(Data about app and page elements)
[Start of section]

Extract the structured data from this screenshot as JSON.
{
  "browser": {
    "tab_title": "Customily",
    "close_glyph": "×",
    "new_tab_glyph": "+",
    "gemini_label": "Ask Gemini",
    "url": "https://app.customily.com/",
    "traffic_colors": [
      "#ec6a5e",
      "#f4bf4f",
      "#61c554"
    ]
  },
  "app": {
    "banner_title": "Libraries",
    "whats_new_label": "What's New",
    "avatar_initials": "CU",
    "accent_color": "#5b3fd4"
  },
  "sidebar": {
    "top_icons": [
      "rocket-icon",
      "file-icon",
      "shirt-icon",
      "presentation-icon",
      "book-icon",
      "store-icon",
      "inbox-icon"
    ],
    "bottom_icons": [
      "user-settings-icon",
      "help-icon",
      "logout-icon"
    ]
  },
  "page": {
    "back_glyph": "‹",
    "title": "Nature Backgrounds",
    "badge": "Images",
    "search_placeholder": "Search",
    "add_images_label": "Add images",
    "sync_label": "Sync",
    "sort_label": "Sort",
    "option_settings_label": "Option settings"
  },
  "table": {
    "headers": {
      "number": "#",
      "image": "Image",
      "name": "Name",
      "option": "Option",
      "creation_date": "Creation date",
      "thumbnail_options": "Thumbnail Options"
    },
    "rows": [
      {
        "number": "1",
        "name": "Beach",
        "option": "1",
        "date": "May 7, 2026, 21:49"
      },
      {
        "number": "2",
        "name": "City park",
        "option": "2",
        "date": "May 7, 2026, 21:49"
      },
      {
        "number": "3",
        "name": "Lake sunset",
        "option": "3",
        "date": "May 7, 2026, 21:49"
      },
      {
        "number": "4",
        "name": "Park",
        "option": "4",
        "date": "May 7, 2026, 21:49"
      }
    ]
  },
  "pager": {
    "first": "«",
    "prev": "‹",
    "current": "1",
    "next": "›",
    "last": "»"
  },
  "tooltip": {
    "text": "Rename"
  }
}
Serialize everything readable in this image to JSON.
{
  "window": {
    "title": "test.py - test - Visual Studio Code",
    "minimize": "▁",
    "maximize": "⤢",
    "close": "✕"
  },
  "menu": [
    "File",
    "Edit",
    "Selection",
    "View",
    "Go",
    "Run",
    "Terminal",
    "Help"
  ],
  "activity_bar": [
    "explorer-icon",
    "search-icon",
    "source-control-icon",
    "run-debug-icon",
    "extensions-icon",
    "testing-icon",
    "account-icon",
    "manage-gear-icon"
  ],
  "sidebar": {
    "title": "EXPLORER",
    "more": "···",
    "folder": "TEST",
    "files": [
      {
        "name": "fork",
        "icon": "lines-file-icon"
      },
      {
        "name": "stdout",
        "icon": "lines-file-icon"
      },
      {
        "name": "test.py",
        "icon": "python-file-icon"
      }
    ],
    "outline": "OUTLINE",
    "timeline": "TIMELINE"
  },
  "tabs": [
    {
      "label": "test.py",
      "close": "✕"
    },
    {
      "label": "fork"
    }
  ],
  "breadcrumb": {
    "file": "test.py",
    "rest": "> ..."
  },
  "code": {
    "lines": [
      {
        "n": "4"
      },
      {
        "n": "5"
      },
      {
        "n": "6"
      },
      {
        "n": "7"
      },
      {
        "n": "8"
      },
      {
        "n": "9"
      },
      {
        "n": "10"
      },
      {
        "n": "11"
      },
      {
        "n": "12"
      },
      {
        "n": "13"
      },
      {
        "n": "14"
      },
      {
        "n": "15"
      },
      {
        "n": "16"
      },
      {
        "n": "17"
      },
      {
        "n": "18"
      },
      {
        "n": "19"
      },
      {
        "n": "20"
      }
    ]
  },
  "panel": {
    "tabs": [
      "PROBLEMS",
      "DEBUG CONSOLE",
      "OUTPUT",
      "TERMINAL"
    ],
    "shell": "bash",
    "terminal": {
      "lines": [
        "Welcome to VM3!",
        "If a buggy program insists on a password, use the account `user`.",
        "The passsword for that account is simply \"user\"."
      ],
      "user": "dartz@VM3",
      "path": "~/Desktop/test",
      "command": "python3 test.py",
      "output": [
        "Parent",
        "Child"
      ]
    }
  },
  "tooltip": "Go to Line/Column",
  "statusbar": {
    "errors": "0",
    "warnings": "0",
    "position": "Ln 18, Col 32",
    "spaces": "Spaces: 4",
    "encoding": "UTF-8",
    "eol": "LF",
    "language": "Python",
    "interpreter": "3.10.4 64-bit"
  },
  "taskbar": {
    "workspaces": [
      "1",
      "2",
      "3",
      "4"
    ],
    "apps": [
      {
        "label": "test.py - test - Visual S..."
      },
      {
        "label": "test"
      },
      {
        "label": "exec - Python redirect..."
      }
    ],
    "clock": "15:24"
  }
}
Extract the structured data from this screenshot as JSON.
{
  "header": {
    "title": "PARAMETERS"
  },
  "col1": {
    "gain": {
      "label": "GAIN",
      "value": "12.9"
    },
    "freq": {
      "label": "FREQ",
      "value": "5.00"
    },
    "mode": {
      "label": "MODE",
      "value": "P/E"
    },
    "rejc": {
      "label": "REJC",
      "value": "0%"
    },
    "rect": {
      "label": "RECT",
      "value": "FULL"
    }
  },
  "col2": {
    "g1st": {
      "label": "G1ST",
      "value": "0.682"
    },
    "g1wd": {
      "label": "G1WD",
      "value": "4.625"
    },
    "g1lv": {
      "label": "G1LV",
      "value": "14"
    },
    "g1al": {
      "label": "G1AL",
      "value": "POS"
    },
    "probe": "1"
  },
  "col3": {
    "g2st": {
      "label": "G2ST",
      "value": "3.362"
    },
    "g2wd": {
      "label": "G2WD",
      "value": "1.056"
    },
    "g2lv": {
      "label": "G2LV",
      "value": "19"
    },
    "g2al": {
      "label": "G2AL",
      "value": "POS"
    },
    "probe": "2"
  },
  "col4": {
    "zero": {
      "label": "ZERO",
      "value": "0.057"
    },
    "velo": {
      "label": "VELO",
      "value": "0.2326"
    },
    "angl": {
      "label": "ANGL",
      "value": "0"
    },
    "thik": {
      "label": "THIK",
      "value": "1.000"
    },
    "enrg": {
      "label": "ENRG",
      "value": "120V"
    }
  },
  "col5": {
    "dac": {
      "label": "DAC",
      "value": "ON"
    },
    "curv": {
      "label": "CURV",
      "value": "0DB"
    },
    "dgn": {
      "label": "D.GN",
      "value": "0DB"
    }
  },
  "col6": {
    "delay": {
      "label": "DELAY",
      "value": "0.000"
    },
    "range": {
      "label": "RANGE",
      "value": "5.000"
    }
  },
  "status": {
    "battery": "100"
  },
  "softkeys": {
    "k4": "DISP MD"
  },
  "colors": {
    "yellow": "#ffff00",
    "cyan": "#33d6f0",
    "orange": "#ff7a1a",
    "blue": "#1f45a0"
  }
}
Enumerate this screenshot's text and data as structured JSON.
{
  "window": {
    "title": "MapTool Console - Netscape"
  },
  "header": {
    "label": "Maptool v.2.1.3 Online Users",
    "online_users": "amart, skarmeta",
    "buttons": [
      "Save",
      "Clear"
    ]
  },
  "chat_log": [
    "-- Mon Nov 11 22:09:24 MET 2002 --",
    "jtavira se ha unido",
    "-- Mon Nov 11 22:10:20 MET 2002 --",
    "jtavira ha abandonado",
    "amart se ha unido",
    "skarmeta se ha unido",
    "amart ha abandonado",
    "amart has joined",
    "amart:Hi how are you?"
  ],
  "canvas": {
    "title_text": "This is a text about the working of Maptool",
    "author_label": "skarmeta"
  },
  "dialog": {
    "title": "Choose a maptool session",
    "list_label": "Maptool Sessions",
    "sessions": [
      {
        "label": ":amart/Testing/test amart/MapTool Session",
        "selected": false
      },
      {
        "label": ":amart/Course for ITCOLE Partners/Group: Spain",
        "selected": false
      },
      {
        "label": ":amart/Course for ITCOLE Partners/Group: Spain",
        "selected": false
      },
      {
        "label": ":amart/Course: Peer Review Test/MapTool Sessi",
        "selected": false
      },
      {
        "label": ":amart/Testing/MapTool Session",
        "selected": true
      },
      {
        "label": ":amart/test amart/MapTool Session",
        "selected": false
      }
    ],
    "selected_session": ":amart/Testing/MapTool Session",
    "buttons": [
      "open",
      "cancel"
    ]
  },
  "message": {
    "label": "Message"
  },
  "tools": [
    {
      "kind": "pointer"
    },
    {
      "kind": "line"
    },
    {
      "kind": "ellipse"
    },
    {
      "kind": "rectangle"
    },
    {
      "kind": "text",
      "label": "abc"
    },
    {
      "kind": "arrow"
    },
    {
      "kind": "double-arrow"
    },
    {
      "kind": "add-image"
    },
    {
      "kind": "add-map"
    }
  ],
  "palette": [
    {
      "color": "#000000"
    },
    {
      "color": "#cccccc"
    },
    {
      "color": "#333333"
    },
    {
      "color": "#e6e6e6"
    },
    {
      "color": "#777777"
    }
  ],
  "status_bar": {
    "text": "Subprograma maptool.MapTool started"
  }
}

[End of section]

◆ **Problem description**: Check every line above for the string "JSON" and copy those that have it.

◆ **Problem solution**:
Extract the structured data from this screenshot as JSON.
Serialize everything readable in this image to JSON.
Extract the structured data from this screenshot as JSON.
Enumerate this screenshot's text and data as structured JSON.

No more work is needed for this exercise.